Element data from apps and pages
'''
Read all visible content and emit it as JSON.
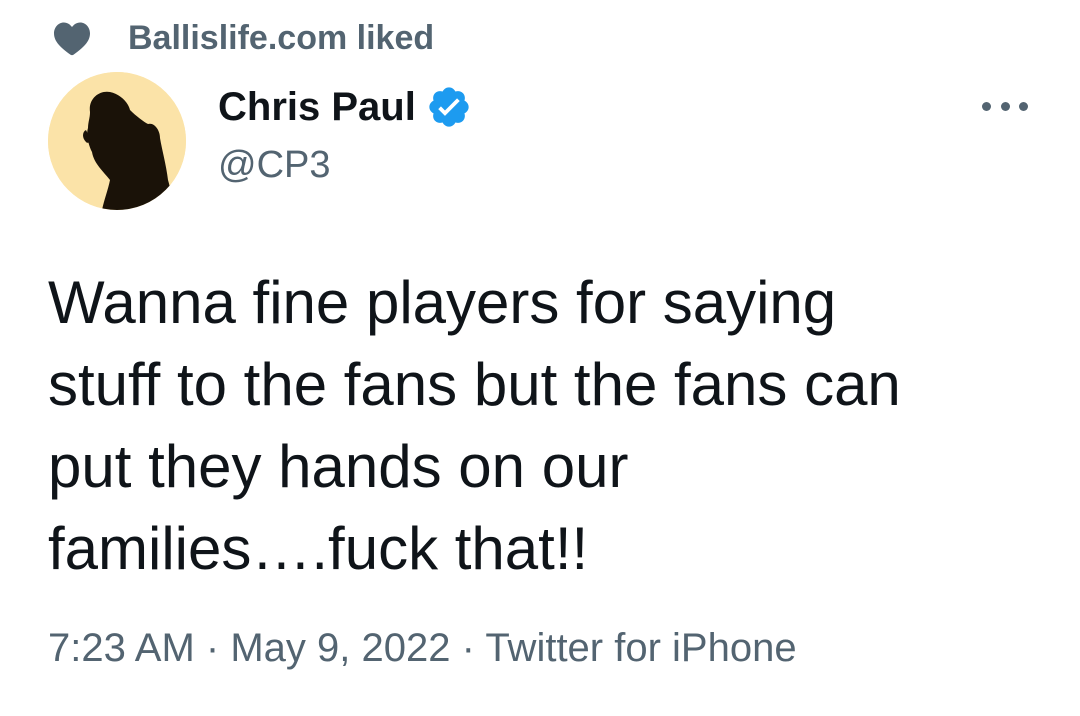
{
  "social_context": {
    "icon": "heart-icon",
    "text": "Ballislife.com liked"
  },
  "author": {
    "name": "Chris Paul",
    "handle": "@CP3",
    "verified": true,
    "verified_color": "#1d9bf0"
  },
  "more_icon": "more-horizontal-icon",
  "tweet": {
    "lines": [
      "Wanna fine players for saying",
      "stuff to the fans but the fans can",
      "put they hands on our",
      "families….fuck that!!"
    ]
  },
  "meta": {
    "time": "7:23 AM",
    "separator": "·",
    "date": "May 9, 2022",
    "source": "Twitter for iPhone"
  },
  "colors": {
    "text_primary": "#0f1419",
    "text_secondary": "#536471",
    "avatar_background": "#fbe3a8"
  }
}
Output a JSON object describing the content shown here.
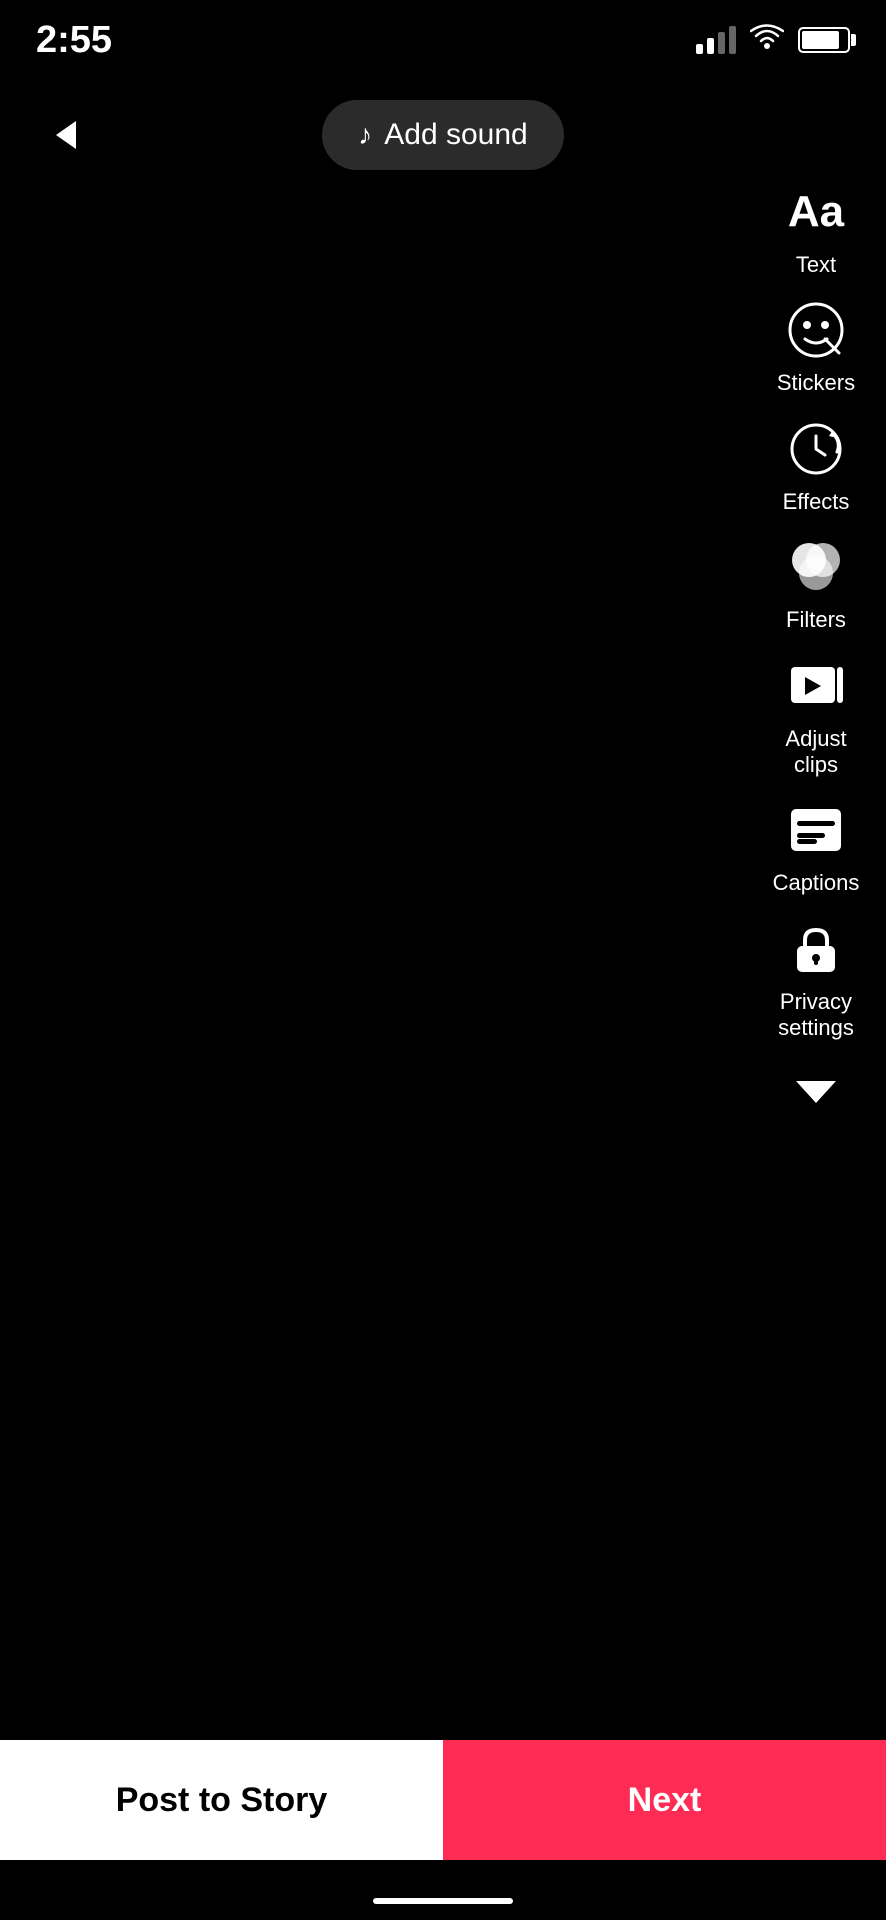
{
  "statusBar": {
    "time": "2:55",
    "signal": [
      30,
      50,
      70,
      90
    ],
    "wifi": true,
    "battery": 85
  },
  "header": {
    "backLabel": "<",
    "addSound": {
      "label": "Add sound",
      "icon": "music-note"
    }
  },
  "toolbar": {
    "items": [
      {
        "id": "text",
        "label": "Text",
        "icon": "text-icon"
      },
      {
        "id": "stickers",
        "label": "Stickers",
        "icon": "sticker-icon"
      },
      {
        "id": "effects",
        "label": "Effects",
        "icon": "effects-icon"
      },
      {
        "id": "filters",
        "label": "Filters",
        "icon": "filters-icon"
      },
      {
        "id": "adjust-clips",
        "label": "Adjust clips",
        "icon": "adjust-icon"
      },
      {
        "id": "captions",
        "label": "Captions",
        "icon": "captions-icon"
      },
      {
        "id": "privacy-settings",
        "label": "Privacy\nsettings",
        "icon": "lock-icon"
      }
    ],
    "chevronDown": "v"
  },
  "bottomBar": {
    "postToStory": "Post to Story",
    "next": "Next"
  }
}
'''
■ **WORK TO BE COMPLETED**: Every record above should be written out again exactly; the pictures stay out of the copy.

■ **EXPECTED ANSWER**:
Read all visible content and emit it as JSON.
{
  "social_context": {
    "icon": "heart-icon",
    "text": "Ballislife.com liked"
  },
  "author": {
    "name": "Chris Paul",
    "handle": "@CP3",
    "verified": true,
    "verified_color": "#1d9bf0"
  },
  "more_icon": "more-horizontal-icon",
  "tweet": {
    "lines": [
      "Wanna fine players for saying",
      "stuff to the fans but the fans can",
      "put they hands on our",
      "families….fuck that!!"
    ]
  },
  "meta": {
    "time": "7:23 AM",
    "separator": "·",
    "date": "May 9, 2022",
    "source": "Twitter for iPhone"
  },
  "colors": {
    "text_primary": "#0f1419",
    "text_secondary": "#536471",
    "avatar_background": "#fbe3a8"
  }
}
Output a JSON object describing the content shown here.
{
  "statusBar": {
    "time": "2:55",
    "signal": [
      30,
      50,
      70,
      90
    ],
    "wifi": true,
    "battery": 85
  },
  "header": {
    "backLabel": "<",
    "addSound": {
      "label": "Add sound",
      "icon": "music-note"
    }
  },
  "toolbar": {
    "items": [
      {
        "id": "text",
        "label": "Text",
        "icon": "text-icon"
      },
      {
        "id": "stickers",
        "label": "Stickers",
        "icon": "sticker-icon"
      },
      {
        "id": "effects",
        "label": "Effects",
        "icon": "effects-icon"
      },
      {
        "id": "filters",
        "label": "Filters",
        "icon": "filters-icon"
      },
      {
        "id": "adjust-clips",
        "label": "Adjust clips",
        "icon": "adjust-icon"
      },
      {
        "id": "captions",
        "label": "Captions",
        "icon": "captions-icon"
      },
      {
        "id": "privacy-settings",
        "label": "Privacy\nsettings",
        "icon": "lock-icon"
      }
    ],
    "chevronDown": "v"
  },
  "bottomBar": {
    "postToStory": "Post to Story",
    "next": "Next"
  }
}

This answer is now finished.